● EXERCISE
From the entries, copy each line that includes "portrait".

▽

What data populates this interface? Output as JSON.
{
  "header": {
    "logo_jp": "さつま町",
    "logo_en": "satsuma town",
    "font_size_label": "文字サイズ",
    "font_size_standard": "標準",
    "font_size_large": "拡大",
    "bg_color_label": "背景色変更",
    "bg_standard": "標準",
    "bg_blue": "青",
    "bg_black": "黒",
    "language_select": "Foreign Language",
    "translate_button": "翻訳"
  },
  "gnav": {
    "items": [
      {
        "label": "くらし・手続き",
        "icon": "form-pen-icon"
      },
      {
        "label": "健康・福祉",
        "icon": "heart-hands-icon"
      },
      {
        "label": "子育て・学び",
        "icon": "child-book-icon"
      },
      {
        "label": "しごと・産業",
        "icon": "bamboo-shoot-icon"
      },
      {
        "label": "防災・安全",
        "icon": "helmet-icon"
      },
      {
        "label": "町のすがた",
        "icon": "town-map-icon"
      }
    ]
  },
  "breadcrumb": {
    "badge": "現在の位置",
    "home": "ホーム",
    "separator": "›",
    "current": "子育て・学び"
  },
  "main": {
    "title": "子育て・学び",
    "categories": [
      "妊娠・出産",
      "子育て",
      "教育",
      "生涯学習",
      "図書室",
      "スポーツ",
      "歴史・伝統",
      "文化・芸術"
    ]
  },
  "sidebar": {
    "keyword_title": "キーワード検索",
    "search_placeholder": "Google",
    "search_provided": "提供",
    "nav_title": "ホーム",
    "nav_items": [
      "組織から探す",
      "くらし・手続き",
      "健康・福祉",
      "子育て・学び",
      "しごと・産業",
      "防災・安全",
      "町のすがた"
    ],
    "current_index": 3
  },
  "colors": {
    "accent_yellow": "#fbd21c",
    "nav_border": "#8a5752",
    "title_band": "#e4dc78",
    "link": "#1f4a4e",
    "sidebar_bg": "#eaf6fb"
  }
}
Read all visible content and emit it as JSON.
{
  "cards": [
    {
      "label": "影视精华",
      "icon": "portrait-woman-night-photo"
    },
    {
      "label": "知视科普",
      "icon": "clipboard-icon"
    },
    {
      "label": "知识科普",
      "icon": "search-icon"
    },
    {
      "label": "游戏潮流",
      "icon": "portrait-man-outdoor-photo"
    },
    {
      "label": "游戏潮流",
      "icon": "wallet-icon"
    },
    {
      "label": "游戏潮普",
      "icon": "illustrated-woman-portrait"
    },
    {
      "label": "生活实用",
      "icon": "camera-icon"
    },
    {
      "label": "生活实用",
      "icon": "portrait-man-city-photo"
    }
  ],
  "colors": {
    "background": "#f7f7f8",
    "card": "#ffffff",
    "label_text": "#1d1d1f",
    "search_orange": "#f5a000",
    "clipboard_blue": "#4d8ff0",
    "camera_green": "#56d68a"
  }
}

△
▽

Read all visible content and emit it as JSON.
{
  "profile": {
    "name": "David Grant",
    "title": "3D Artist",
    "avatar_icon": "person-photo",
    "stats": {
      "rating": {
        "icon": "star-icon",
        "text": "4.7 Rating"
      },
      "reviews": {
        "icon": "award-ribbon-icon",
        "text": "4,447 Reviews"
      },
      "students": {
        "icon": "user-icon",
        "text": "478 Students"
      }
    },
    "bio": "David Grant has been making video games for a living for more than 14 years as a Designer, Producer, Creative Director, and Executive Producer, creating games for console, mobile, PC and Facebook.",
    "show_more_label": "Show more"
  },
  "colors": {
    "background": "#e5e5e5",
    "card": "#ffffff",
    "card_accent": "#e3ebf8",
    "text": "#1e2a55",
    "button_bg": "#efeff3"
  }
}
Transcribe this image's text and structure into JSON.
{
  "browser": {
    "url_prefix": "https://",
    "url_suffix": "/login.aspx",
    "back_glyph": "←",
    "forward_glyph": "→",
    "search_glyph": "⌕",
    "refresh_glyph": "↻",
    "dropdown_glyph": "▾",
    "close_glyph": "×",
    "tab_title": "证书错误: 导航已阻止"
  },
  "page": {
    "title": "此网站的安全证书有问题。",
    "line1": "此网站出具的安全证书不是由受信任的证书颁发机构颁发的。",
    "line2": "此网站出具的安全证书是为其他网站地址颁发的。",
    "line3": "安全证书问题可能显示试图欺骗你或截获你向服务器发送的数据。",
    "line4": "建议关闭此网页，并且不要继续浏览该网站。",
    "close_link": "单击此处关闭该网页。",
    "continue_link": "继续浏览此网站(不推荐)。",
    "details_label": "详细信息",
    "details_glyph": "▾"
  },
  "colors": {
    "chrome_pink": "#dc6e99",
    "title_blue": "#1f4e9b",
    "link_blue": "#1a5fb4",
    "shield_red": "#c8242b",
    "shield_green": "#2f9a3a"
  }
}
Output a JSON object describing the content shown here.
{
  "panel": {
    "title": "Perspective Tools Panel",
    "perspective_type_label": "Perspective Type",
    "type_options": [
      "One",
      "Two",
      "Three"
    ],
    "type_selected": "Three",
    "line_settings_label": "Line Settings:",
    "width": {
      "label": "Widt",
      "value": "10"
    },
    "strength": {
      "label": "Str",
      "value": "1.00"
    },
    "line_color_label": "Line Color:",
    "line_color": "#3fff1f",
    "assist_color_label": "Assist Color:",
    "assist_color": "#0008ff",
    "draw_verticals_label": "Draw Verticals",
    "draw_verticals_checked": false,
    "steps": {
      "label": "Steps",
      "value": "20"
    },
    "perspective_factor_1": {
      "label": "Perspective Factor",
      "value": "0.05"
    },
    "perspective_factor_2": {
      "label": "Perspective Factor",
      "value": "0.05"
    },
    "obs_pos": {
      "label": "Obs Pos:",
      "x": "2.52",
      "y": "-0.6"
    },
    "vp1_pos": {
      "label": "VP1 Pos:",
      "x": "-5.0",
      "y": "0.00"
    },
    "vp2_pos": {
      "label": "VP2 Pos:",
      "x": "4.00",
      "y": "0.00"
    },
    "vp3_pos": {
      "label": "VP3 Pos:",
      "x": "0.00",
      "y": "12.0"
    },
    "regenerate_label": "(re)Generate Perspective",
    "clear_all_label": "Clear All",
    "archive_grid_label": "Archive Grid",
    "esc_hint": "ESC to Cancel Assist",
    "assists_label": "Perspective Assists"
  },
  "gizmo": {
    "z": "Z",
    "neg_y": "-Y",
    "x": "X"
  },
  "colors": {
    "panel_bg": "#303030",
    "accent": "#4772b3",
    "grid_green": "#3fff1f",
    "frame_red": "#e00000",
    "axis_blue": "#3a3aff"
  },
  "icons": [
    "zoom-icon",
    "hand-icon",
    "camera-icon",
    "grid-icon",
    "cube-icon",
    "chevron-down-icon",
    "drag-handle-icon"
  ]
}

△

● RESULT FOR THIS TASK
      "icon": "portrait-woman-night-photo"
      "icon": "portrait-man-outdoor-photo"
      "icon": "illustrated-woman-portrait"
      "icon": "portrait-man-city-photo"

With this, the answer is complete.